This is why we let real diplomats handle U.S. foreign policy and why we take State Department “career bureaucrats'” advice on how to deal with other countries, especially hostile nations like North Korea. Donald Trump is learning a lesson most boys learn in their teens. A love letter carries very little weight a year down the road, especially when tensions rise. Tensions are rising over North Korea’s threat to give the West a Christmas present in the form of a long-range missile test, or nuclear blast test. In the run-up, North Korean state television is back to calling Trump a dotard and erratic. North Korea’s Kim has also given the United States a year-end deadline to lift sanctions against China and Russia, sanctions that both China and Russia want gone. Politico is all over a story that shows how even a “boy” can run circles around a grown man when the “grown man” is Donald Trump, and the circles are international strategic maneuvers. The tensions threaten to blight Trump’s foreign policy record as his 2020 reelection bid shifts into full gear. Upon entering office, he vowed that North Korea wouldn’t develop an intercontinental ballistic missile on his watch, only to stand by as Kim presided over multiple defiant tests of his new capabilities. Now, some close observers of North Korea say Kim may be using Trump’s intense focus on his re-election next November as leverage to pressure him into lifting sanctions and striking a deal that favors Pyongyang. Now look at that last sentence. You can insert the name of just about any nation within that clause, so long as that nation has something to offer Trump in that “intense focus” on next November’s election. Indeed, if one doesn’t have something to help Trump beat the Democrats, a country might almost be forced to test launch a missile just to get Trump’s attention. Remember, Trump only cares about “big things,” like his coming election against the Democrats. “Tactically, the election plays a role and the whole impeachment process plays a role,” said Jung Pak, a former senior U.S. intelligence officer now with the Brookings Institution. “Kim probably sees Trump as being hemmed in domestically and more desperate for a deal.” As we get close to the election, get used to seeing paragraphs and assertions such as the one above. There is no limit to what Trump could give away in the name of electoral expediency if Trump believes it will help the effort. These are the kinds of things that happen when one puts his own fortune (and Russia’s, and his kids’, and his friends’, and his base’s,) ahead of the nations’ best interests. Trump has negotiated with North Korea using a style unique to him, essentially tell the other nation what to do, and why: Kim Jong Un is too smart and has far too much to lose, everything actually, if he acts in a hostile way. He signed a strong Denuclearization Agreement with me in Singapore. He does not want to void his special relationship with the President of the United States or interfere…. https://t.co/THfOjfB2uE — Donald J. Trump (@realDonaldTrump) December 8, 2019 It is just wonderful seeing the behaviors that Trump finds effective, no? Start with a compliment (because compliments are impossible to ignore, right?) “too […]

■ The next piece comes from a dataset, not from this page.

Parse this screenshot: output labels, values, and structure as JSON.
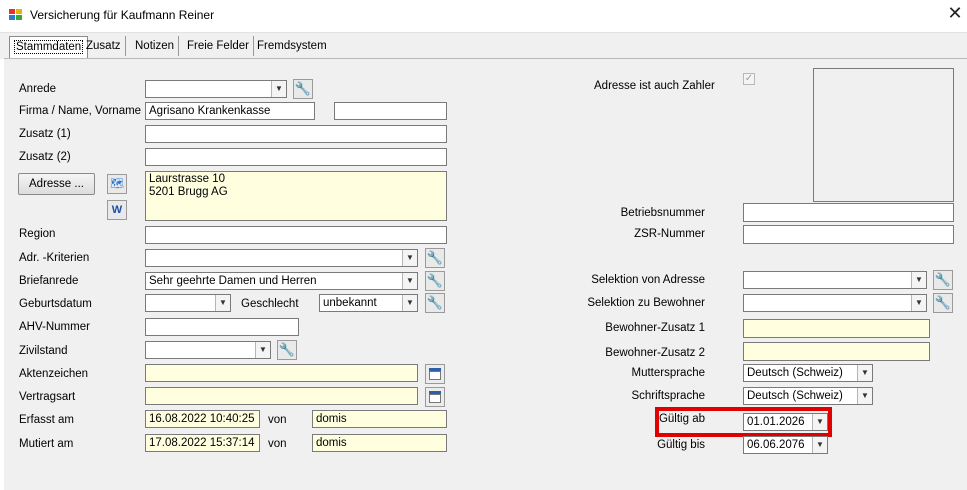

Sometimes people in Washington get it plain wrong!
If conservatives support police killing citizens without justification, climate denial, fact denial, science denial, racist and misogynistic behavior, or a litany of other absurd points of view about numerous important issues, we call them out.